Mark Carney has warned that the adoption of digital currencies in the wake of bitcoin's popularity raises the risk of an "instantaneous run" on lenders, threatening financial stability.
In moments of panic, the speed of virtual currency transactions could be a downfall, as it would make it easier for bank account holders to take out their deposits - converting them to digital currencies rather than physical banknotes - during a period of financial panic.
"If you have a retail central bank digital currency - so in other words a currency that allows any of us and everyone across the country to have an account at the Bank of England, as well as to have an account with other banks - you create a situation where you can have an instantaneous run," Bank Governor Carney told MPs during a Treasury Select Committee hearing on Wednesday.
Without restrictions on the size and frequency of virtual currency transactions, the financial system could be put at risk if sentiment sours.
"As soon as there were any concern, people can switch into their account at the Bank of England. That's the first issue, that's the financial stability issue," Mr Carney explained
The Governor was echoing concerns aired by by his counterpart at the Reserve Bank of Australia Philip Lowe earlier this month, who said he does not "currently see a publicly policy case" for digital currency adoption.
"It might be easier to run on the banking system. This could have adverse implications for financial stability," Mr Lowe said.
But while Mr Carney admitted there are "fundamental" problems with running a system that involves everyday digital currency transactions, if managed properly, financial stability could actually be strengthened by their adoption.
Mr Carney said there was an argument for restricting their use for large transactions like real estate and home buying, which could take far less time to be cleared, becoming "more instantaneous".
"You actually get financial stability benefits and you save huge amounts of computational intensity, energy intensity, transactional challenges that are there."
The Governor said he could not give a timeline of when the Bank of England might issue its own digital currency, but said they have "dedicated, consistently, resources to this".
"It's an active area of interest," he added.

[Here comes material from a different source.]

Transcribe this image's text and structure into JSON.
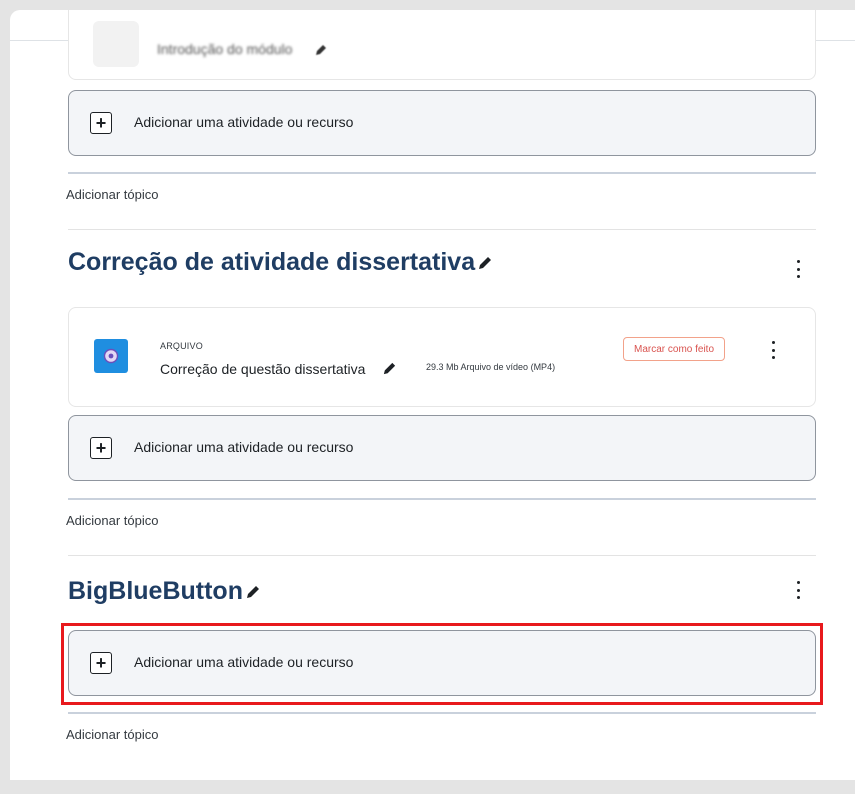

Commercial lenders and central banks alike have already started exploring the potential of technology that underpins cyrptocurrencies like bitcoin, more commonly known as the blockchain or distributed ledger technology.

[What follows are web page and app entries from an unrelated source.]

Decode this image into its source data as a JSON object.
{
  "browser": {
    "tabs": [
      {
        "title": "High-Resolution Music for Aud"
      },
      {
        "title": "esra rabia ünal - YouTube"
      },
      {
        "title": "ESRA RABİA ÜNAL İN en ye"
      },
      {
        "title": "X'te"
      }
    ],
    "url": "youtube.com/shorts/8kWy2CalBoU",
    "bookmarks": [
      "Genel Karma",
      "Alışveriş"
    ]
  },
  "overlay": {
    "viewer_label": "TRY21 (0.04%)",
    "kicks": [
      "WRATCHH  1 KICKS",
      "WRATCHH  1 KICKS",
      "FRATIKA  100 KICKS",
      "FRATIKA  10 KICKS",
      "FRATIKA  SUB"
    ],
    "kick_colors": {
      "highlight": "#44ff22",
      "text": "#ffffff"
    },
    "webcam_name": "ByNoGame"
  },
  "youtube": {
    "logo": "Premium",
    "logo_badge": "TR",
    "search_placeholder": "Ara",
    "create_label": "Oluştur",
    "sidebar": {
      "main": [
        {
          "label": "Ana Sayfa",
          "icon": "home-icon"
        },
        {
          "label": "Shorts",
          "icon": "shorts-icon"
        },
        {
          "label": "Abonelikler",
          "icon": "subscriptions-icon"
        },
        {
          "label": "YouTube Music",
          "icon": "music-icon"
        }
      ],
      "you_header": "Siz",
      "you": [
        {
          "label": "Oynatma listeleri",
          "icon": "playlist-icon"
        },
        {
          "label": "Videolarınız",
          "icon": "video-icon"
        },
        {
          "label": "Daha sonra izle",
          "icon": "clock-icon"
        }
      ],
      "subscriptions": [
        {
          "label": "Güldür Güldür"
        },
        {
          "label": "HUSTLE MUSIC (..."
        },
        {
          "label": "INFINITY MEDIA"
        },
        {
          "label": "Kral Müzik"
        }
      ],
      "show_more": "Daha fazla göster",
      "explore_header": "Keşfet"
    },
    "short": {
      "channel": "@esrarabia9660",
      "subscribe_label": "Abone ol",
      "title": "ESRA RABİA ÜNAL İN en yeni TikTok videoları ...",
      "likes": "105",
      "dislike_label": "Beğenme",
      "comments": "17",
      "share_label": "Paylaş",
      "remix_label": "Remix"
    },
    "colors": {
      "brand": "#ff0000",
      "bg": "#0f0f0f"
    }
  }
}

It is being seen as an opportunity to strip costs, speed up transactions and serving as a central ledge to track and verify transactions that cuts out the industry's middlemen.
Just last week, the Financial Conduct Authority said it was was continuing to monitor edger-related market developments and is keeping its rules and guidance "under review in light of those developments".